Nigeria's electoral commission is to publish the official list of candidates for next month"s presidential election.
But Vice-President Atiku Abubakar, who is facing corruption charges, is set not to be included.
Electoral officials say the charges mean Mr Abubakar is constitutionally barred from standing for election.
Mr Abubakar, standing as an opposition candidate after falling out with former ally President Obasanjo, has said he will challenge the decision in court.
Despite a high court ruling that the commission cannot disqualify candidates, electoral officials say Mr Abubakar is barred by the constitution, unless he manages to get a court to dismiss government accusations of corruption against him.
So the whole issue of whether he can stand will be resolved in the courts, but there is one rather large problem: time is running out.
There are just five weeks to go before the election; ballot papers will have to be printed and delivered soon, given that there are some 60 million registered voters spread throughout the country.

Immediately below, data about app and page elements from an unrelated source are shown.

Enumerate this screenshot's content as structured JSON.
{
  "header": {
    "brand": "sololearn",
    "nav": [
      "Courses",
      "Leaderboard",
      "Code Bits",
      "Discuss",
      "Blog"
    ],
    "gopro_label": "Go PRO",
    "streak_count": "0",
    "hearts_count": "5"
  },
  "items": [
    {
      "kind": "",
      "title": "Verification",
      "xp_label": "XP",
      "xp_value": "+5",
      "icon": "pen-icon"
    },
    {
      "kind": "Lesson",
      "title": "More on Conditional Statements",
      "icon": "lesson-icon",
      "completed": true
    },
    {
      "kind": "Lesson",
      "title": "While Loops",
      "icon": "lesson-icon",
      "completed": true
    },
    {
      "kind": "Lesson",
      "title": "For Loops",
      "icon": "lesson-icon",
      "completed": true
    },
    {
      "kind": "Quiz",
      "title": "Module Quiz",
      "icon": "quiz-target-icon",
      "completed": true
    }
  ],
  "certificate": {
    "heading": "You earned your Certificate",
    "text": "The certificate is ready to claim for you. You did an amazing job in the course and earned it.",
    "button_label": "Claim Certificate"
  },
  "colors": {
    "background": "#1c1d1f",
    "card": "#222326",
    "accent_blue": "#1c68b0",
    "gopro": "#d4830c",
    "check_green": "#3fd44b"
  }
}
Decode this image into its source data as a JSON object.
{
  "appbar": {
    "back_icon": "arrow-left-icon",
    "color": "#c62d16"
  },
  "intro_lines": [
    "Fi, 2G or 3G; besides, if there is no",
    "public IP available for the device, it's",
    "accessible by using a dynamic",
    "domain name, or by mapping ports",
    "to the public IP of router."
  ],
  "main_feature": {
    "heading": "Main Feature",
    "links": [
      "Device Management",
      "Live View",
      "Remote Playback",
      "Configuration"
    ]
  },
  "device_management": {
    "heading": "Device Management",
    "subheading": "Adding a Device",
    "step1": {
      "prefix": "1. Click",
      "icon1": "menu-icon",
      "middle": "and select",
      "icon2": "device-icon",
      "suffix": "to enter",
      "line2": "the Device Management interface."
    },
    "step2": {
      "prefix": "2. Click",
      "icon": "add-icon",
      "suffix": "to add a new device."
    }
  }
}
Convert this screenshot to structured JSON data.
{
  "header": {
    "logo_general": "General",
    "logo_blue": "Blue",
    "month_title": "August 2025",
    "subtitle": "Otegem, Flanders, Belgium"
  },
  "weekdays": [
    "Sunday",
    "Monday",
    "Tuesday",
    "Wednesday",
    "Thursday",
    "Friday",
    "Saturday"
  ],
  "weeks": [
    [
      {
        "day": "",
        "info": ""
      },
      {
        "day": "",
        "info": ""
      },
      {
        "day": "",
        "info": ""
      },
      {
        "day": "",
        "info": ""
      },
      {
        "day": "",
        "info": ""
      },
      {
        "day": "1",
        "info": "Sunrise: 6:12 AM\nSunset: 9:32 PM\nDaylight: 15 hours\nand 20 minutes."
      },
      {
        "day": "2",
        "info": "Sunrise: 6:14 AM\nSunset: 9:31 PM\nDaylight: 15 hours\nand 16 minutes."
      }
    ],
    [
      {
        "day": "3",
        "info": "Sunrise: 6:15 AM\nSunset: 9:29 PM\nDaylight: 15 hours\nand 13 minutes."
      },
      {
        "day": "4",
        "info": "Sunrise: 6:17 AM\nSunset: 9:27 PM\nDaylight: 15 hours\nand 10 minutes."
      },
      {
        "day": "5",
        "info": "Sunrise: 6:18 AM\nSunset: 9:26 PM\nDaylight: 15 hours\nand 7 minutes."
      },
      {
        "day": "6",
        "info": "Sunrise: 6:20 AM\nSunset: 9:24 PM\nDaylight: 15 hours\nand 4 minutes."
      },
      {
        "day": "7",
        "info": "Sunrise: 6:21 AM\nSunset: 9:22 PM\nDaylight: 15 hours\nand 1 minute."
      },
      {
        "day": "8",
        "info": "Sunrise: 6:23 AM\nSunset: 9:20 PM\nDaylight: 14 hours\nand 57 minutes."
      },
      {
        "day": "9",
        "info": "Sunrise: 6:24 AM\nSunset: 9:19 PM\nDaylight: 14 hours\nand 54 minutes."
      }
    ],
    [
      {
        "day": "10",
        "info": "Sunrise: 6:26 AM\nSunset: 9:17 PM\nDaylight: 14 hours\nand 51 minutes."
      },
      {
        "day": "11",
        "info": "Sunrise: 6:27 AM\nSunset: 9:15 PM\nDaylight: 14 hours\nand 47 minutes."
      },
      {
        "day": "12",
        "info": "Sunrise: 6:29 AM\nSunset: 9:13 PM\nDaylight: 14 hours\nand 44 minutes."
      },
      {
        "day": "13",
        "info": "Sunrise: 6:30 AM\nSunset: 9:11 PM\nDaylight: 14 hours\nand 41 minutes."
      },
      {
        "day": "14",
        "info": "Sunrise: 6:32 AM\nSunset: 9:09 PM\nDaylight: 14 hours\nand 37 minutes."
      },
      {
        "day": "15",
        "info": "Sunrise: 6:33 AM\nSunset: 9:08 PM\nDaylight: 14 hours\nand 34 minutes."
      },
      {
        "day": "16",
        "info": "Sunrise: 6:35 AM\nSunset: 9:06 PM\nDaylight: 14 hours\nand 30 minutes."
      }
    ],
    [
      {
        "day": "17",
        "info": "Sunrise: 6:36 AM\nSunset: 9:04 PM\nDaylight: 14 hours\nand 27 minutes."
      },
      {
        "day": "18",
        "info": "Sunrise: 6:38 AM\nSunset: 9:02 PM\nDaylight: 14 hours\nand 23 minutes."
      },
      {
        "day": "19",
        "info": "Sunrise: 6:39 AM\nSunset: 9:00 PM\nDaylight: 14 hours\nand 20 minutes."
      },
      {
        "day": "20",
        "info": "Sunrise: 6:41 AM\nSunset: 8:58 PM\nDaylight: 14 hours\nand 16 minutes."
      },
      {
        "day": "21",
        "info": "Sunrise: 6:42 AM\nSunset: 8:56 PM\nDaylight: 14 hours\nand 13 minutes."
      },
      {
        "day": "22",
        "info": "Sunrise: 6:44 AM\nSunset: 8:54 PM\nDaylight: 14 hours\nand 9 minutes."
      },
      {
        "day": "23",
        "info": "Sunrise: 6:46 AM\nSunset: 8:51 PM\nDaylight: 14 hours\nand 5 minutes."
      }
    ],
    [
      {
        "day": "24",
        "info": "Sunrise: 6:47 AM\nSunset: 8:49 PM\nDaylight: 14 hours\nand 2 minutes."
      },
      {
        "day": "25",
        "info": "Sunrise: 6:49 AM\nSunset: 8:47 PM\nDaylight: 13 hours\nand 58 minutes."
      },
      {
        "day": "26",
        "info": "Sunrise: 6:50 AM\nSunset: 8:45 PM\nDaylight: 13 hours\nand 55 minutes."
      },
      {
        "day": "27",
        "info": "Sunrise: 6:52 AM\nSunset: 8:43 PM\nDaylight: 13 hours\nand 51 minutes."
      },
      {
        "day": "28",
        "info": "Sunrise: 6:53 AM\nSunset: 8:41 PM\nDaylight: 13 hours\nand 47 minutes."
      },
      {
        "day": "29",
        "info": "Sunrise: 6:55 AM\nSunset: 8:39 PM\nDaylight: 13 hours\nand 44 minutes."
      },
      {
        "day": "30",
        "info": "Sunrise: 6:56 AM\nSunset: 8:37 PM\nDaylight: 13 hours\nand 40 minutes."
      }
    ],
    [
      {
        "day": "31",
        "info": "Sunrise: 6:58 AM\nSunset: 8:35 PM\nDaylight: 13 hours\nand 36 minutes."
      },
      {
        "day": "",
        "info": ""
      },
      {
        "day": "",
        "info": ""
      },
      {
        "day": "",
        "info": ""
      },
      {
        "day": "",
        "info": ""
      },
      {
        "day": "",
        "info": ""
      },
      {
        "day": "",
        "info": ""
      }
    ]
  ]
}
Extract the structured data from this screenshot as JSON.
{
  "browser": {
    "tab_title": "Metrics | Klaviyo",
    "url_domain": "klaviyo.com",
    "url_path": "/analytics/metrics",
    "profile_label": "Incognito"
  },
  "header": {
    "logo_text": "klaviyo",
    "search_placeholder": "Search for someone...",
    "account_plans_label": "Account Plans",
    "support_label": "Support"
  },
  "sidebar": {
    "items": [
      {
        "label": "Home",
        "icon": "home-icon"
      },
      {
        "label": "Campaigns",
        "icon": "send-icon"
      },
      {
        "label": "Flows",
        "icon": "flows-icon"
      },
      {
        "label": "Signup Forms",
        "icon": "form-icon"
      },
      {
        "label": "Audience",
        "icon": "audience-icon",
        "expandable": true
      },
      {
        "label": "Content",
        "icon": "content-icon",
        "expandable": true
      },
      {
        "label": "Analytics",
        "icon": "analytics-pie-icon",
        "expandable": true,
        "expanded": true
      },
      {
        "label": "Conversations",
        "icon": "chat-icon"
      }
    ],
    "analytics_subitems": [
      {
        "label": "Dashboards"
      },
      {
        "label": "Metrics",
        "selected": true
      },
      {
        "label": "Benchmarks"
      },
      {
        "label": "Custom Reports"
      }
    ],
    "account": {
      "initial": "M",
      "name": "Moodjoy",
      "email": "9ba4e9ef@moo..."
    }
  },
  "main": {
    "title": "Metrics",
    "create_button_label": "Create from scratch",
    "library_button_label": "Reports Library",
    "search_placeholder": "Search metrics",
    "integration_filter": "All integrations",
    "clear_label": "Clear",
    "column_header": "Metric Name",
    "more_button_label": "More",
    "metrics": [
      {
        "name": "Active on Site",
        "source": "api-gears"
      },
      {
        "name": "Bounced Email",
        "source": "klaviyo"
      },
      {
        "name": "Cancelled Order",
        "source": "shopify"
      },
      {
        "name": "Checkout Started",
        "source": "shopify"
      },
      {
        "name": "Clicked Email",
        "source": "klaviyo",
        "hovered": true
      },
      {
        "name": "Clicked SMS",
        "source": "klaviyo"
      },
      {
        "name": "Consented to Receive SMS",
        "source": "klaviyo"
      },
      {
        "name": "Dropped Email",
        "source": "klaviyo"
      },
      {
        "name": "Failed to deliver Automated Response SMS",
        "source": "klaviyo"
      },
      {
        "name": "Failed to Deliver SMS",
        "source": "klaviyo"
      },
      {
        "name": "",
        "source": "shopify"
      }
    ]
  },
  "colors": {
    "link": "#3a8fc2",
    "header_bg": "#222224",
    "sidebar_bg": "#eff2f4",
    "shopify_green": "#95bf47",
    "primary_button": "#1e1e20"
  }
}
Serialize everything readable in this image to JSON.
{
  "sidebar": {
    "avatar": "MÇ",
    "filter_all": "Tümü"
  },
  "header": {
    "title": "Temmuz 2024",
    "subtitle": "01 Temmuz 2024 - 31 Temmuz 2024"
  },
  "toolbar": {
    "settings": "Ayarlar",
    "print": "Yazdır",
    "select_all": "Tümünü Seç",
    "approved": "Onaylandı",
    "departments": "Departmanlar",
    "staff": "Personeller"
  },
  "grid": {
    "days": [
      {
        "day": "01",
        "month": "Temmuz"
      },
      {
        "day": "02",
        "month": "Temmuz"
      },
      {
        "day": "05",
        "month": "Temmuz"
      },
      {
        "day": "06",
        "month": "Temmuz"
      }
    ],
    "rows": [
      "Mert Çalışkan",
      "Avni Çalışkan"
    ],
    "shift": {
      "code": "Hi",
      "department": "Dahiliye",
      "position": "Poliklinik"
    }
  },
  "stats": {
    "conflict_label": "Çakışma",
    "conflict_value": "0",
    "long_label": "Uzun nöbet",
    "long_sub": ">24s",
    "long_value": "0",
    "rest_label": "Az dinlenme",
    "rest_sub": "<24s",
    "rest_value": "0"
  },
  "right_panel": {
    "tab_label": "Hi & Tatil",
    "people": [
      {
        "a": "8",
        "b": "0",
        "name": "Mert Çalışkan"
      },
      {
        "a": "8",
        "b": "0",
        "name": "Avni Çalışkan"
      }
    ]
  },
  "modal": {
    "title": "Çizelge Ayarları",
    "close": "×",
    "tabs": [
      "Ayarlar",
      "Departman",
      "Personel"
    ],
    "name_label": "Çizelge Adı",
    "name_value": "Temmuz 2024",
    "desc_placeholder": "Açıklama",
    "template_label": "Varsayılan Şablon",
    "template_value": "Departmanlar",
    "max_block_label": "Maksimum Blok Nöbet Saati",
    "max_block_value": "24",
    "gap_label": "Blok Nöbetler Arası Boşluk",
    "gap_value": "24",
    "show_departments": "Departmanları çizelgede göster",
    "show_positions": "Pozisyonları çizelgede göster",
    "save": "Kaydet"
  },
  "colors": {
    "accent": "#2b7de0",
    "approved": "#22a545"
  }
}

There is the real risk that these elections will be mired in messy court cases and legal challenges, both before and after the votes are cast.
The vice-president's party, the Action Congress, says the position of the Independent National Electoral Commission is leading Nigeria towards anarchy.
The Action Congress is one of the two main opposition parties contesting the election, and continues to hold mass rallies around the country, despite the threat to its candidates' presidential ambitions.